Why We Did Not Protest Against Fuel Subsidy Removal – Tunde Bakare | WakaWaka Reporters
Pastor Tunde Bakare

Why We Did Not Protest Against Fuel Subsidy Removal – Tunde Bakare

Founder of the Latter Rain Assembly, Pastor Tunde Bakare has explained why he and other pro-democracy groups did not protest against fuel subsidy removal by President Muhammad Buhari.

Bakare, alongside his Save Nigeria Group had in 2012 kicked against the removal of subsidy by the then president Goodluck Jonathan.

The cleric said they protested because they wanted former President Jonathan to investigate the subsidy regime and recover stolen funds before commencing the discourse on subsidy removal.

The cleric addressed journalists in Lagos on Sunday over the fuel price hike.

Bakare, who was running mate to Buhari in 2011 presidential election in his address, entitled, “The courage to do the right things,” said those who alleged that he kept quiet on the fuel price hike were not sincere.

According to him, the current situation differed significantly from the “corruption-ridden 2012 subsidy crisis” that he condemned then.

He said, “In 2012, we were not against the economic arguments behind fuel subsidy removal. Instead, we wanted the government to investigate the subsidy regime, bring culprits in the maladministration of that regime to book and recover stolen funds before commencing the policy discourse around subsidy removal.

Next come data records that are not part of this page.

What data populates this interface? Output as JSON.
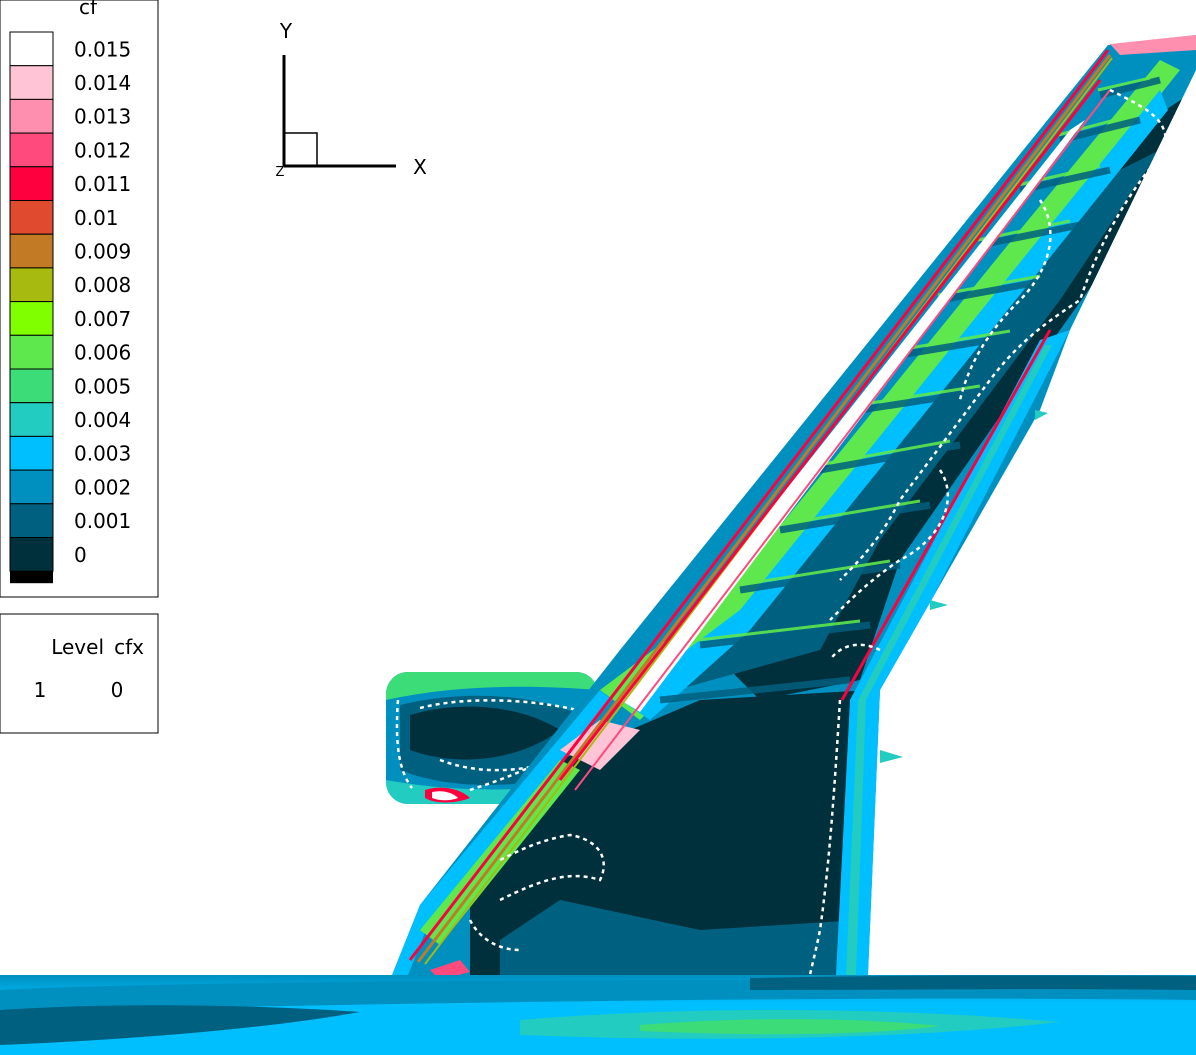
{
  "legend": {
    "title": "cf",
    "levels": [
      {
        "label": "0.015",
        "color": "#ffffff"
      },
      {
        "label": "0.014",
        "color": "#ffc4d6"
      },
      {
        "label": "0.013",
        "color": "#ff8fae"
      },
      {
        "label": "0.012",
        "color": "#ff4a7e"
      },
      {
        "label": "0.011",
        "color": "#ff003f"
      },
      {
        "label": "0.01",
        "color": "#e04a2e"
      },
      {
        "label": "0.009",
        "color": "#c27a24"
      },
      {
        "label": "0.008",
        "color": "#a7ba0f"
      },
      {
        "label": "0.007",
        "color": "#7fff00"
      },
      {
        "label": "0.006",
        "color": "#5ee84e"
      },
      {
        "label": "0.005",
        "color": "#3cdc78"
      },
      {
        "label": "0.004",
        "color": "#22ccc0"
      },
      {
        "label": "0.003",
        "color": "#00bfff"
      },
      {
        "label": "0.002",
        "color": "#0090c0"
      },
      {
        "label": "0.001",
        "color": "#006080"
      },
      {
        "label": "0",
        "color": "#00303c"
      }
    ],
    "bottom_color": "#000000"
  },
  "line_legend": {
    "col1": "Level",
    "col2": "cfx",
    "row_level": "1",
    "row_value": "0"
  },
  "axes": {
    "y_label": "Y",
    "x_label": "X",
    "z_label": "Z"
  }
}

“We have not changed our earlier conviction in spite of a change in government. We have only acknowledged that the new government has persistently demonstrated its anti-corruption stance while seeking policy solutions to the economic crisis, though there have been gaps in policy management.”

“We had expected that, in response to our call earlier in the year, the government would have consulted extensively with stakeholders and embarked upon extensive communication and enlightenment campaigns across the social spectrum, with particular attention to the middle class and the grassroots, on the new price regime prior to its introduction.

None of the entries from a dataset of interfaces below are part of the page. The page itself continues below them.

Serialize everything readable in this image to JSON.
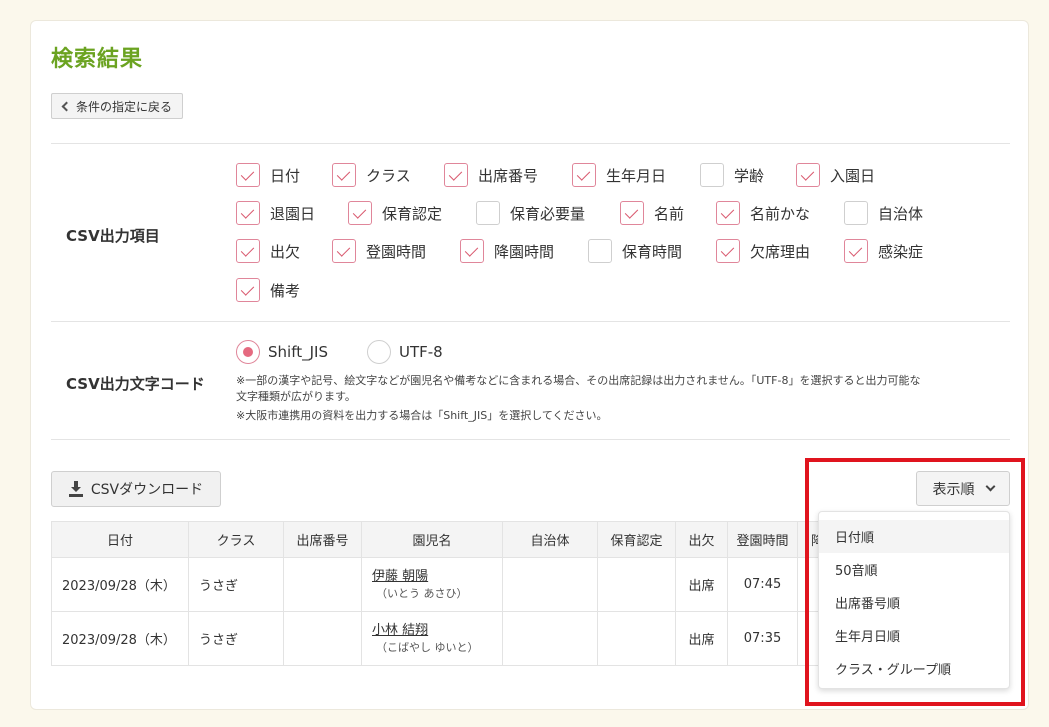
{
  "page": {
    "title": "検索結果",
    "back_label": "条件の指定に戻る"
  },
  "csv_items": {
    "label": "CSV出力項目",
    "items": [
      {
        "label": "日付",
        "checked": true
      },
      {
        "label": "クラス",
        "checked": true
      },
      {
        "label": "出席番号",
        "checked": true
      },
      {
        "label": "生年月日",
        "checked": true
      },
      {
        "label": "学齢",
        "checked": false
      },
      {
        "label": "入園日",
        "checked": true
      },
      {
        "label": "退園日",
        "checked": true
      },
      {
        "label": "保育認定",
        "checked": true
      },
      {
        "label": "保育必要量",
        "checked": false
      },
      {
        "label": "名前",
        "checked": true
      },
      {
        "label": "名前かな",
        "checked": true
      },
      {
        "label": "自治体",
        "checked": false
      },
      {
        "label": "出欠",
        "checked": true
      },
      {
        "label": "登園時間",
        "checked": true
      },
      {
        "label": "降園時間",
        "checked": true
      },
      {
        "label": "保育時間",
        "checked": false
      },
      {
        "label": "欠席理由",
        "checked": true
      },
      {
        "label": "感染症",
        "checked": true
      },
      {
        "label": "備考",
        "checked": true
      }
    ]
  },
  "encoding": {
    "label": "CSV出力文字コード",
    "options": [
      {
        "label": "Shift_JIS",
        "selected": true
      },
      {
        "label": "UTF-8",
        "selected": false
      }
    ],
    "note1": "※一部の漢字や記号、絵文字などが園児名や備考などに含まれる場合、その出席記録は出力されません。「UTF-8」を選択すると出力可能な",
    "note2": "文字種類が広がります。",
    "note3": "※大阪市連携用の資料を出力する場合は「Shift_JIS」を選択してください。"
  },
  "actions": {
    "csv_download": "CSVダウンロード",
    "sort_label": "表示順"
  },
  "table": {
    "headers": [
      "日付",
      "クラス",
      "出席番号",
      "園児名",
      "自治体",
      "保育認定",
      "出欠",
      "登園時間",
      "降"
    ],
    "rows": [
      {
        "date": "2023/09/28（木）",
        "class": "うさぎ",
        "number": "",
        "name": "伊藤 朝陽",
        "kana": "（いとう あさひ）",
        "municipality": "",
        "certification": "",
        "attendance": "出席",
        "arrival": "07:45"
      },
      {
        "date": "2023/09/28（木）",
        "class": "うさぎ",
        "number": "",
        "name": "小林 結翔",
        "kana": "（こばやし ゆいと）",
        "municipality": "",
        "certification": "",
        "attendance": "出席",
        "arrival": "07:35"
      }
    ]
  },
  "sort_menu": {
    "items": [
      "日付順",
      "50音順",
      "出席番号順",
      "生年月日順",
      "クラス・グループ順"
    ],
    "active_index": 0
  },
  "colors": {
    "title": "#6ba321",
    "check": "#d9596f",
    "highlight": "#e0141e",
    "background": "#fbf8ec"
  }
}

“This would have been a better-received sequence than the sudden policy introduction and the after-the-fact approach to informing and enlightening Nigerians.”